Page and application data records:

....

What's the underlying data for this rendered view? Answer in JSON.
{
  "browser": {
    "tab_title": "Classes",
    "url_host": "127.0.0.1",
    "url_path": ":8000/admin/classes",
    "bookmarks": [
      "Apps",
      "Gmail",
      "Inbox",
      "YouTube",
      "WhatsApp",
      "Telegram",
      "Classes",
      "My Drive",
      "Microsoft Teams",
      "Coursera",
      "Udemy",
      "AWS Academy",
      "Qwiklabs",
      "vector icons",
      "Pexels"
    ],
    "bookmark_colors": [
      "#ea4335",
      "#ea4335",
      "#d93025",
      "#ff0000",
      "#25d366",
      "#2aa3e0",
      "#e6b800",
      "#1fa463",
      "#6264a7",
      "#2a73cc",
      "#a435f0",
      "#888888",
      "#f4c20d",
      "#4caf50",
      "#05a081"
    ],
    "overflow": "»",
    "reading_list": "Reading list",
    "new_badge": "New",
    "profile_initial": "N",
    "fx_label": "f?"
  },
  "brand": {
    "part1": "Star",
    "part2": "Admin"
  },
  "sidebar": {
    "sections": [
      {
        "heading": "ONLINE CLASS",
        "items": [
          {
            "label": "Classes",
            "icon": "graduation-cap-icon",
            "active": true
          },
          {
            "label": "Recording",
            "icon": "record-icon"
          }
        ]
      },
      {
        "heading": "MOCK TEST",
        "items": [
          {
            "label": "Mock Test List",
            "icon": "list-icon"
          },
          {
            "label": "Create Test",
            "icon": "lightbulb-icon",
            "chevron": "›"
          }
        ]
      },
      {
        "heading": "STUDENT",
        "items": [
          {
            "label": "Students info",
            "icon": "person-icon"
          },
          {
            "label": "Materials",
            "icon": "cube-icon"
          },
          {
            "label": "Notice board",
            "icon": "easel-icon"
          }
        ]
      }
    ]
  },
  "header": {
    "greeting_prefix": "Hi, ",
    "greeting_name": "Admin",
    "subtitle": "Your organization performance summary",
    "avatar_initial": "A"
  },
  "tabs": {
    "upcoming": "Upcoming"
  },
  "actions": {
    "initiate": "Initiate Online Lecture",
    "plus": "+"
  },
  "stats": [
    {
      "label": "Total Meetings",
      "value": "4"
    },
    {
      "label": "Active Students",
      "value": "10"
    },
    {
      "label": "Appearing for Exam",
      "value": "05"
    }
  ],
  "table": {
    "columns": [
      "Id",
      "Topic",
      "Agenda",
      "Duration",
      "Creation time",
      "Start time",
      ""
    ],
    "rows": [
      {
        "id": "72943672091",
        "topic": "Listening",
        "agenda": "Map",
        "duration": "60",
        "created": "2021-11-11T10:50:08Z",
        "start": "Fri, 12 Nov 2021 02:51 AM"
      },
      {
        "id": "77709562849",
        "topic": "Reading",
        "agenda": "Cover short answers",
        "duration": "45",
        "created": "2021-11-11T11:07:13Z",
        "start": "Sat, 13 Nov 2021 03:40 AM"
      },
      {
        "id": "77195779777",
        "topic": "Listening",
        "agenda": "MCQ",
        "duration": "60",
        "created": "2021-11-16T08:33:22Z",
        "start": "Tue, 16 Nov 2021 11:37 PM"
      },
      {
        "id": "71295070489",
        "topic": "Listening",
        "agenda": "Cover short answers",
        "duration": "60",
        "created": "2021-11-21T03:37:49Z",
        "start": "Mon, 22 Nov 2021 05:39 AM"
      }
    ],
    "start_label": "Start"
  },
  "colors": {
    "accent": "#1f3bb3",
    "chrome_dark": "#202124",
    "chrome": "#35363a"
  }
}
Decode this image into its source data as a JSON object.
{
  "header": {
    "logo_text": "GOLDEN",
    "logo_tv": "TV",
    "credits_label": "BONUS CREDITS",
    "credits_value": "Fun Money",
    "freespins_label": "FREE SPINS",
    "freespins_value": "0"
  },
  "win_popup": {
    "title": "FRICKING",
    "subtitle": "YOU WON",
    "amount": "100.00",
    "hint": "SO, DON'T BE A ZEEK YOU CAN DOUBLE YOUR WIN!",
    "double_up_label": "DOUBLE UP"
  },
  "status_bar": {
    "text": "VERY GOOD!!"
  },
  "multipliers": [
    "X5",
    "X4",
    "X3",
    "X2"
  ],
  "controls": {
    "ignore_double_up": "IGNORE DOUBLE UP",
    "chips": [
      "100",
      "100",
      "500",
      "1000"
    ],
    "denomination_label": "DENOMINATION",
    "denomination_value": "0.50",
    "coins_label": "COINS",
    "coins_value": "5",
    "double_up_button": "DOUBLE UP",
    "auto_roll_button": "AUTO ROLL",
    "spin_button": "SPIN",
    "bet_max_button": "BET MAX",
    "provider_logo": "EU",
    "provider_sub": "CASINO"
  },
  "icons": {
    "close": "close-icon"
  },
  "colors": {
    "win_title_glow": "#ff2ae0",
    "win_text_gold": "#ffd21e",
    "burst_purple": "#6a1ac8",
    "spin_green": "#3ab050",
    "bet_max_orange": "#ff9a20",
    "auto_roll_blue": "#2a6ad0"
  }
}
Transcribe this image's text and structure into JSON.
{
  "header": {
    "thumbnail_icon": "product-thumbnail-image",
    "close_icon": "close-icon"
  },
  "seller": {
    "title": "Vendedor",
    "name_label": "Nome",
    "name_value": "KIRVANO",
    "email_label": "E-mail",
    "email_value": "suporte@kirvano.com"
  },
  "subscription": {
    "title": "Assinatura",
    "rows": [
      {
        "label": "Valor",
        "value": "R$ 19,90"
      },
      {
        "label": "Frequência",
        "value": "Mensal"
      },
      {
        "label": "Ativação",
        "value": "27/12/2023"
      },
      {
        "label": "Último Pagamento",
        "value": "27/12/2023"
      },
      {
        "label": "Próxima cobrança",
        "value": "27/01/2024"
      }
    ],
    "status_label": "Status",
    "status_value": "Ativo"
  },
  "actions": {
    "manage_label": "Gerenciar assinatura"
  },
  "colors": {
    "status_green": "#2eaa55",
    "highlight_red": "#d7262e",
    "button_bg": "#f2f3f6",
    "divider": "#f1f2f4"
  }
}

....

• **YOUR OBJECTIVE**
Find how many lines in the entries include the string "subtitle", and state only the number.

• **YOUR SOLUTION**
2